It was always bizarre. Now it's downright pathetic. And the more things spin out of their control, the more pathetic it gets--as in the latest cringe-making press conference by Little George ("extremist group of folks") so dramatically illustrated. It gets more and more pathetic because the whole point of expressions like "bad guys" and "folks" has been to convey a serene self-assurance. You could always see in their faces, as they said those words, the reassurance they drew from them, and from the attitudes that went with them.
Now you can see that they are using them to try to make themselves feel as confident as they once actually did--though, in fact, the whole thing is slipping away and they are getting desperate. The mannerisms are out of synch, the flat-handed, on-the-level decision gesture comes a beat to late and lasts a beat too long. That faux-modest, down-casting eye, supplemented by that affirming little nod--it is beginning to look like hiding. They've taken to imitating themselves. They don't know what else to do as reality overwhelms the dream world they built out of bromides.
"Folks," like "bad guys," is above all a homey locution. It says that all you really need to know in this world is what you grow up knowing in the heartland. No need for fancy book-learning from pointy-headed intellectuals--those so-called "experts" on other so-called "cultures." Because, when you get right down to it, folks are pretty much the same everywhere; there's the good ones, who get up every day and try to raise their families, and the bad ones--the bad guys, who get up every day, and look for ways to do evil.
"Folks" says to the American people: don't bother with details, everything is as obvious as I say it is. And "bad guys" says to the American people: don't worry, we will do what it takes. We are the good guys--and the tough guys. Go back to sleep.

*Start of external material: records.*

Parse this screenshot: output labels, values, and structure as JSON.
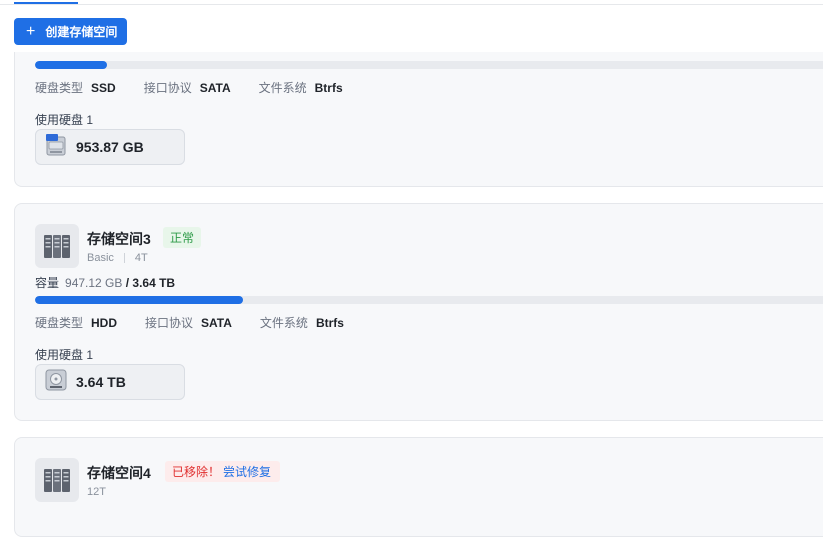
{
  "toolbar": {
    "create_label": "创建存储空间",
    "create_icon": "plus-icon"
  },
  "pools": [
    {
      "usage_fraction": 0.09,
      "disk_type_key": "硬盘类型",
      "disk_type": "SSD",
      "protocol_key": "接口协议",
      "protocol": "SATA",
      "fs_key": "文件系统",
      "fs": "Btrfs",
      "disks_label": "使用硬盘 1",
      "disk_size": "953.87 GB",
      "disk_icon": "ssd-icon"
    },
    {
      "name": "存储空间3",
      "status": "正常",
      "mode": "Basic",
      "size_tag": "4T",
      "capacity_label": "容量",
      "capacity_used": "947.12 GB",
      "capacity_total": "/ 3.64 TB",
      "usage_fraction": 0.26,
      "disk_type_key": "硬盘类型",
      "disk_type": "HDD",
      "protocol_key": "接口协议",
      "protocol": "SATA",
      "fs_key": "文件系统",
      "fs": "Btrfs",
      "disks_label": "使用硬盘 1",
      "disk_size": "3.64 TB",
      "disk_icon": "hdd-icon"
    },
    {
      "name": "存储空间4",
      "status": "已移除！",
      "retry_label": "尝试修复",
      "size_tag": "12T"
    }
  ],
  "colors": {
    "accent": "#1f6fe5",
    "ok": "#2e9b48",
    "error": "#e02f2f"
  }
}
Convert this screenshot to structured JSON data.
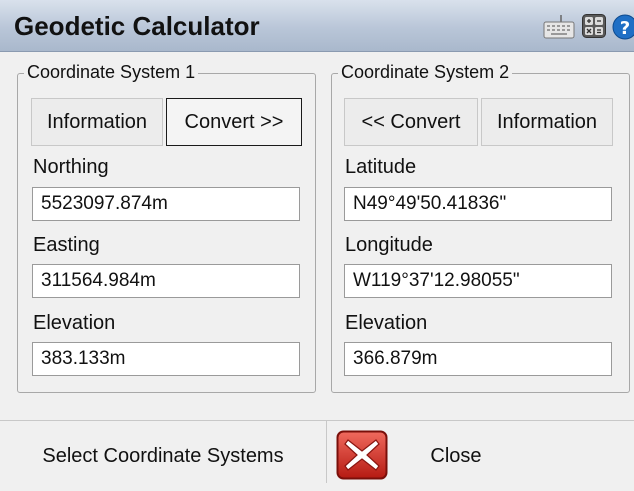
{
  "window": {
    "title": "Geodetic Calculator"
  },
  "toolbar": {
    "keyboard_icon": "keyboard-icon",
    "calculator_icon": "calculator-icon",
    "help_icon": "help-icon"
  },
  "system1": {
    "legend": "Coordinate System 1",
    "info_button": "Information",
    "convert_button": "Convert >>",
    "fields": [
      {
        "label": "Northing",
        "value": "5523097.874m"
      },
      {
        "label": "Easting",
        "value": "311564.984m"
      },
      {
        "label": "Elevation",
        "value": "383.133m"
      }
    ]
  },
  "system2": {
    "legend": "Coordinate System 2",
    "convert_button": "<< Convert",
    "info_button": "Information",
    "fields": [
      {
        "label": "Latitude",
        "value": "N49°49'50.41836\""
      },
      {
        "label": "Longitude",
        "value": "W119°37'12.98055\""
      },
      {
        "label": "Elevation",
        "value": "366.879m"
      }
    ]
  },
  "bottom": {
    "select_label": "Select Coordinate Systems",
    "close_label": "Close",
    "close_icon": "close-x-icon",
    "close_icon_color": "#d62b20"
  }
}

Well--it took a while, an inexcusably long while--but a lot of those American folks seem finally to be waking up. And Little George and his Manly Men posture on.